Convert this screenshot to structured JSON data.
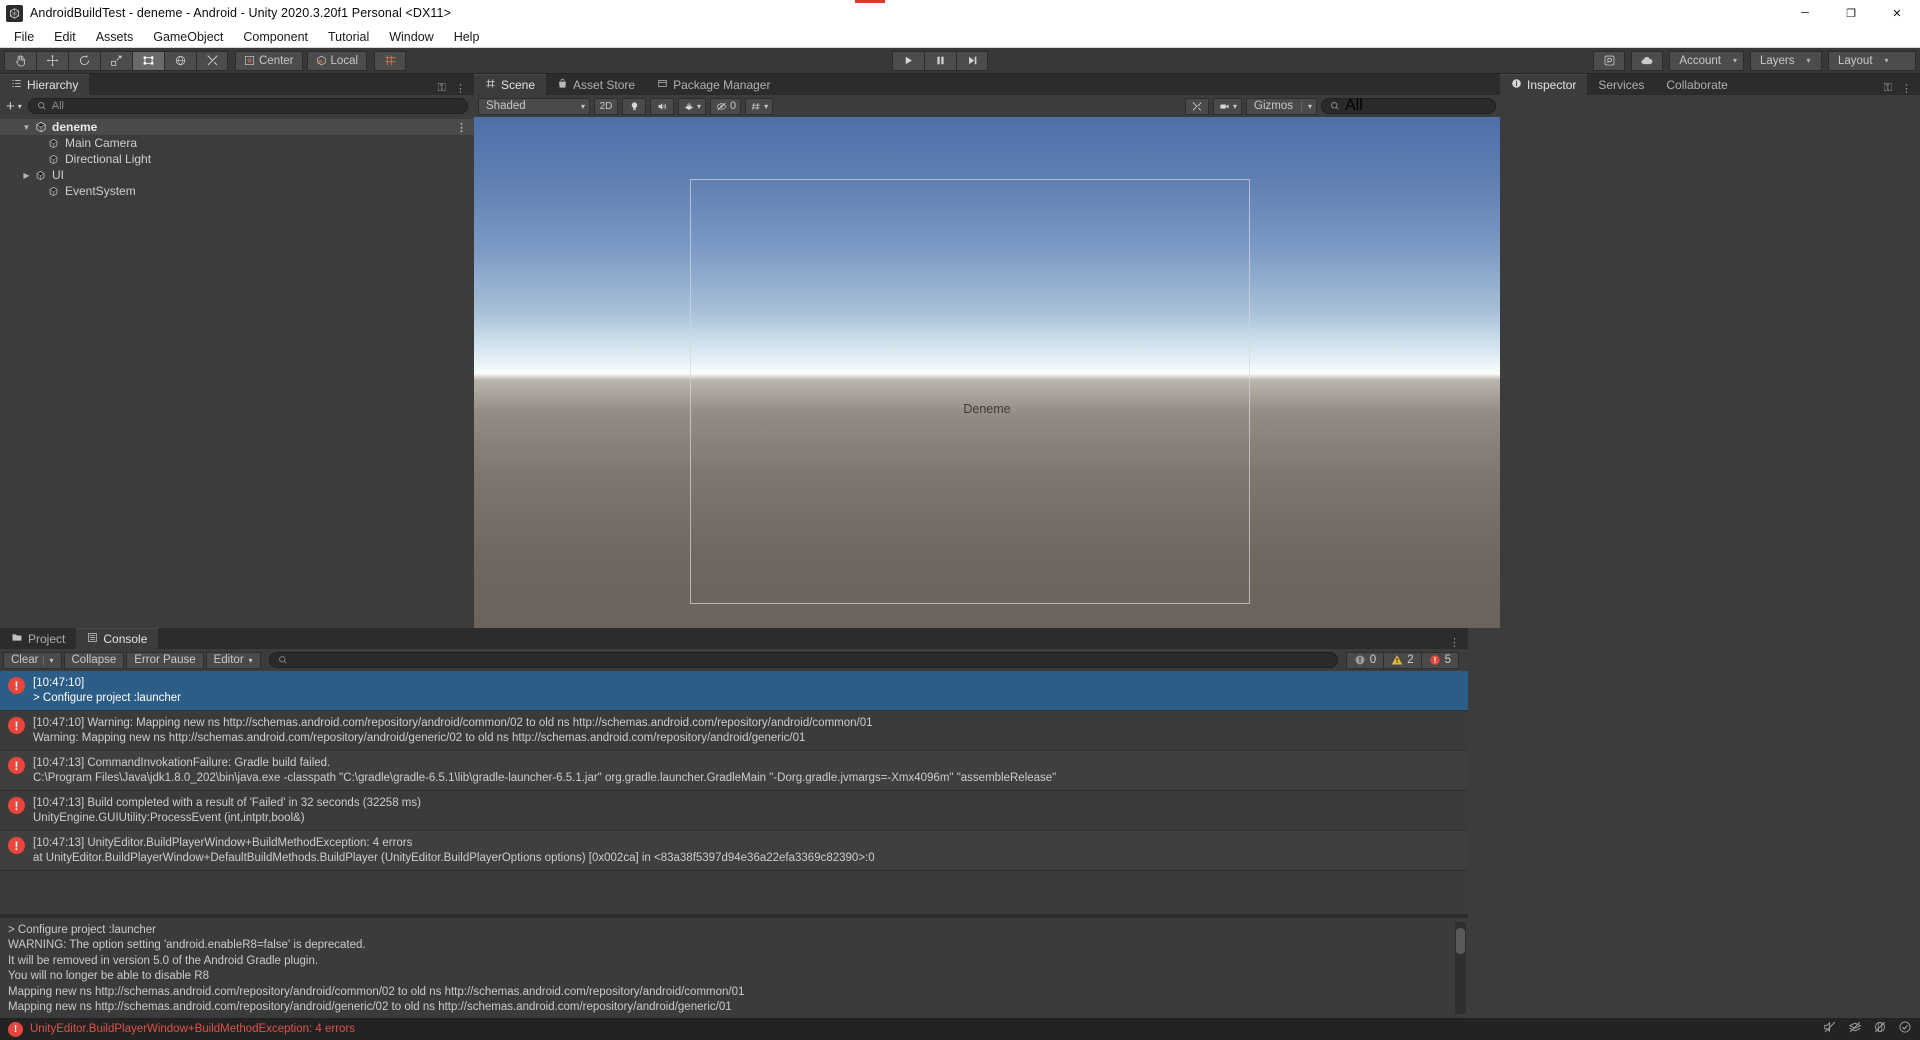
{
  "window": {
    "title": "AndroidBuildTest - deneme - Android - Unity 2020.3.20f1 Personal <DX11>",
    "icon": "unity-icon",
    "minimize": "─",
    "maximize": "❐",
    "close": "✕"
  },
  "menubar": {
    "items": [
      "File",
      "Edit",
      "Assets",
      "GameObject",
      "Component",
      "Tutorial",
      "Window",
      "Help"
    ]
  },
  "toolbar": {
    "tools": [
      {
        "name": "hand-tool",
        "glyph": "✋"
      },
      {
        "name": "move-tool",
        "glyph": "✥"
      },
      {
        "name": "rotate-tool",
        "glyph": "↻"
      },
      {
        "name": "scale-tool",
        "glyph": "⤡"
      },
      {
        "name": "rect-transform-tool",
        "glyph": "▣"
      },
      {
        "name": "transform-tool",
        "glyph": "⬡"
      },
      {
        "name": "custom-tool",
        "glyph": "⚒"
      }
    ],
    "pivot_label": "Center",
    "rotation_label": "Local",
    "grid_label": "grid-snap",
    "play": "▶",
    "pause": "❙❙",
    "step": "▶❙",
    "collab_label": "collab-icon",
    "cloud_label": "cloud-icon",
    "account_label": "Account",
    "layers_label": "Layers",
    "layout_label": "Layout",
    "caret": "▾"
  },
  "hierarchy": {
    "tab_label": "Hierarchy",
    "tab_icon": "hierarchy-icon",
    "lock_icon": "⚿",
    "menu_icon": "⋮",
    "add_label": "+",
    "search_placeholder": "All",
    "items": [
      {
        "label": "deneme",
        "depth": 0,
        "arrow": "▼",
        "type": "scene",
        "selected": true
      },
      {
        "label": "Main Camera",
        "depth": 1,
        "arrow": "",
        "type": "gameobject",
        "selected": false
      },
      {
        "label": "Directional Light",
        "depth": 1,
        "arrow": "",
        "type": "gameobject",
        "selected": false
      },
      {
        "label": "UI",
        "depth": 1,
        "arrow": "▶",
        "type": "gameobject",
        "selected": false
      },
      {
        "label": "EventSystem",
        "depth": 1,
        "arrow": "",
        "type": "gameobject",
        "selected": false
      }
    ]
  },
  "scene": {
    "tabs": [
      {
        "label": "Scene",
        "icon": "grid-icon",
        "active": true
      },
      {
        "label": "Asset Store",
        "icon": "store-icon",
        "active": false
      },
      {
        "label": "Package Manager",
        "icon": "package-icon",
        "active": false
      }
    ],
    "lock_icon": "⚿",
    "menu_icon": "⋮",
    "draw_mode": "Shaded",
    "mode_2d": "2D",
    "lighting_icon": "●",
    "audio_icon": "◂))",
    "effects_icon": "☁",
    "hidden_count": "0",
    "hidden_icon": "eye-off-icon",
    "grid_icon": "grid-visibility-icon",
    "tools_icon": "⚒",
    "camera_icon": "■",
    "gizmos_label": "Gizmos",
    "search_placeholder": "All",
    "caret": "▾",
    "canvas_label": "Deneme"
  },
  "inspector": {
    "tabs": [
      {
        "label": "Inspector",
        "icon": "info-icon",
        "active": true
      },
      {
        "label": "Services",
        "icon": "",
        "active": false
      },
      {
        "label": "Collaborate",
        "icon": "",
        "active": false
      }
    ],
    "lock_icon": "⚿",
    "menu_icon": "⋮"
  },
  "console": {
    "tabs": [
      {
        "label": "Project",
        "icon": "folder-icon",
        "active": false
      },
      {
        "label": "Console",
        "icon": "console-icon",
        "active": true
      }
    ],
    "menu_icon": "⋮",
    "clear_label": "Clear",
    "clear_caret": "▾",
    "collapse_label": "Collapse",
    "error_pause_label": "Error Pause",
    "editor_label": "Editor",
    "editor_caret": "▾",
    "search_placeholder": "",
    "counts": {
      "info": "0",
      "warning": "2",
      "error": "5"
    },
    "entries": [
      {
        "type": "error",
        "selected": true,
        "lines": [
          "[10:47:10]",
          "> Configure project :launcher"
        ]
      },
      {
        "type": "error",
        "selected": false,
        "lines": [
          "[10:47:10] Warning: Mapping new ns http://schemas.android.com/repository/android/common/02 to old ns http://schemas.android.com/repository/android/common/01",
          "Warning: Mapping new ns http://schemas.android.com/repository/android/generic/02 to old ns http://schemas.android.com/repository/android/generic/01"
        ]
      },
      {
        "type": "error",
        "selected": false,
        "lines": [
          "[10:47:13] CommandInvokationFailure: Gradle build failed.",
          "C:\\Program Files\\Java\\jdk1.8.0_202\\bin\\java.exe -classpath \"C:\\gradle\\gradle-6.5.1\\lib\\gradle-launcher-6.5.1.jar\" org.gradle.launcher.GradleMain \"-Dorg.gradle.jvmargs=-Xmx4096m\" \"assembleRelease\""
        ]
      },
      {
        "type": "error",
        "selected": false,
        "lines": [
          "[10:47:13] Build completed with a result of 'Failed' in 32 seconds (32258 ms)",
          "UnityEngine.GUIUtility:ProcessEvent (int,intptr,bool&)"
        ]
      },
      {
        "type": "error",
        "selected": false,
        "lines": [
          "[10:47:13] UnityEditor.BuildPlayerWindow+BuildMethodException: 4 errors",
          "  at UnityEditor.BuildPlayerWindow+DefaultBuildMethods.BuildPlayer (UnityEditor.BuildPlayerOptions options) [0x002ca] in <83a38f5397d94e36a22efa3369c82390>:0"
        ]
      }
    ],
    "detail_lines": [
      "> Configure project :launcher",
      "WARNING: The option setting 'android.enableR8=false' is deprecated.",
      "It will be removed in version 5.0 of the Android Gradle plugin.",
      "You will no longer be able to disable R8",
      "Mapping new ns http://schemas.android.com/repository/android/common/02 to old ns http://schemas.android.com/repository/android/common/01",
      "Mapping new ns http://schemas.android.com/repository/android/generic/02 to old ns http://schemas.android.com/repository/android/generic/01"
    ]
  },
  "statusbar": {
    "message": "UnityEditor.BuildPlayerWindow+BuildMethodException: 4 errors",
    "icons": [
      "mute-audio-icon",
      "layers-off-icon",
      "preview-off-icon",
      "check-circle-icon"
    ]
  },
  "colors": {
    "error": "#e8453c",
    "warning": "#e5b93c",
    "selection": "#2c5d87",
    "panel": "#3c3c3c",
    "chrome": "#383838"
  }
}
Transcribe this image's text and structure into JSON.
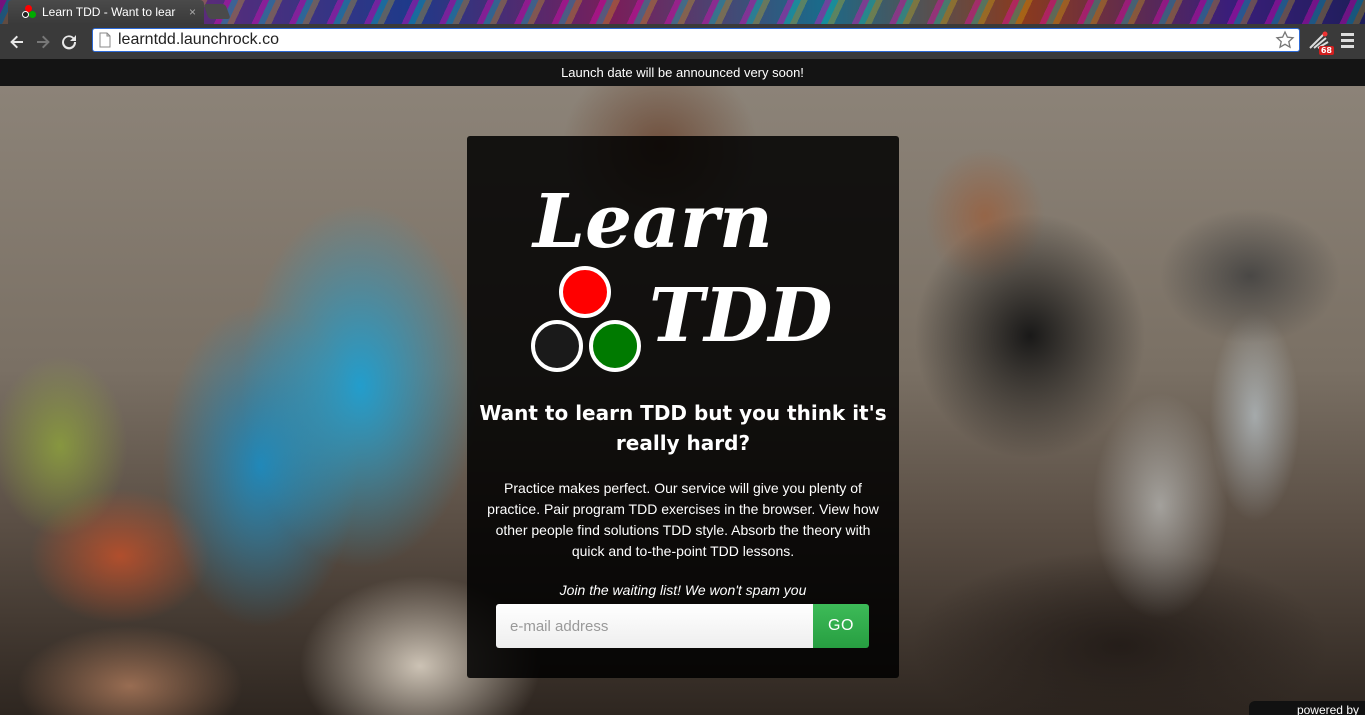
{
  "browser": {
    "tab_title": "Learn TDD - Want to lear",
    "tab_close": "×",
    "url": "learntdd.launchrock.co",
    "extension_badge": "68"
  },
  "page": {
    "announcement": "Launch date will be announced very soon!",
    "logo": {
      "word1": "Learn",
      "word2": "TDD",
      "dot_colors": [
        "#ff0000",
        "#1a1a1a",
        "#007a00"
      ]
    },
    "headline": "Want to learn TDD but you think it's really hard?",
    "description": "Practice makes perfect. Our service will give you plenty of practice. Pair program TDD exercises in the browser. View how other people find solutions TDD style. Absorb the theory with quick and to-the-point TDD lessons.",
    "waiting_text": "Join the waiting list! We won't spam you",
    "email_placeholder": "e-mail address",
    "go_label": "GO",
    "powered_by": "powered by"
  }
}
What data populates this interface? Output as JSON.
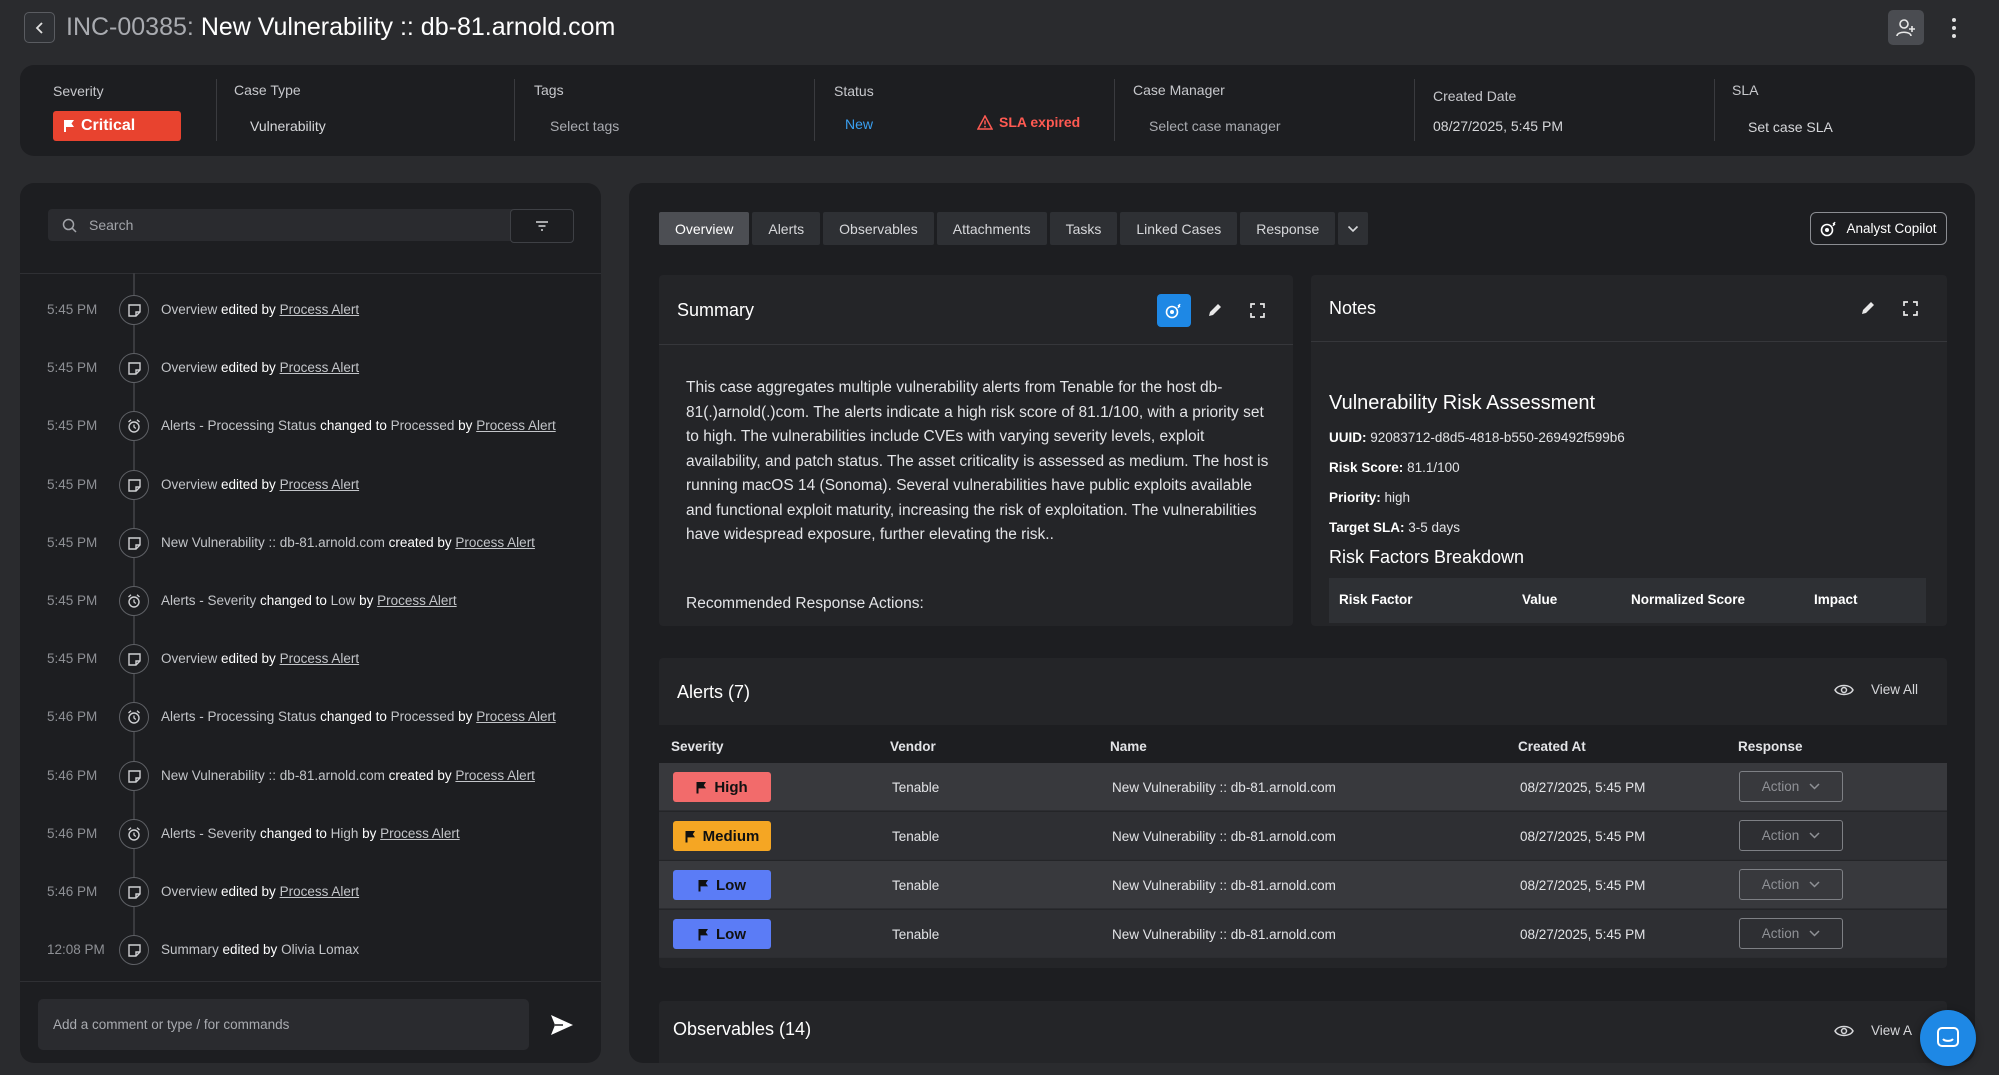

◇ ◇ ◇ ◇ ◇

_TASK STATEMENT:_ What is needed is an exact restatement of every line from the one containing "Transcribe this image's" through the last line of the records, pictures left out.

_COMPLETED EXERCISE:_
Transcribe this image's text and structure into JSON.
{
  "browser": {
    "tab_title": "Learn TDD - Want to lear",
    "tab_close": "×",
    "url": "learntdd.launchrock.co",
    "extension_badge": "68"
  },
  "page": {
    "announcement": "Launch date will be announced very soon!",
    "logo": {
      "word1": "Learn",
      "word2": "TDD",
      "dot_colors": [
        "#ff0000",
        "#1a1a1a",
        "#007a00"
      ]
    },
    "headline": "Want to learn TDD but you think it's really hard?",
    "description": "Practice makes perfect. Our service will give you plenty of practice. Pair program TDD exercises in the browser. View how other people find solutions TDD style. Absorb the theory with quick and to-the-point TDD lessons.",
    "waiting_text": "Join the waiting list! We won't spam you",
    "email_placeholder": "e-mail address",
    "go_label": "GO",
    "powered_by": "powered by"
  }
}
What data populates this interface? Output as JSON.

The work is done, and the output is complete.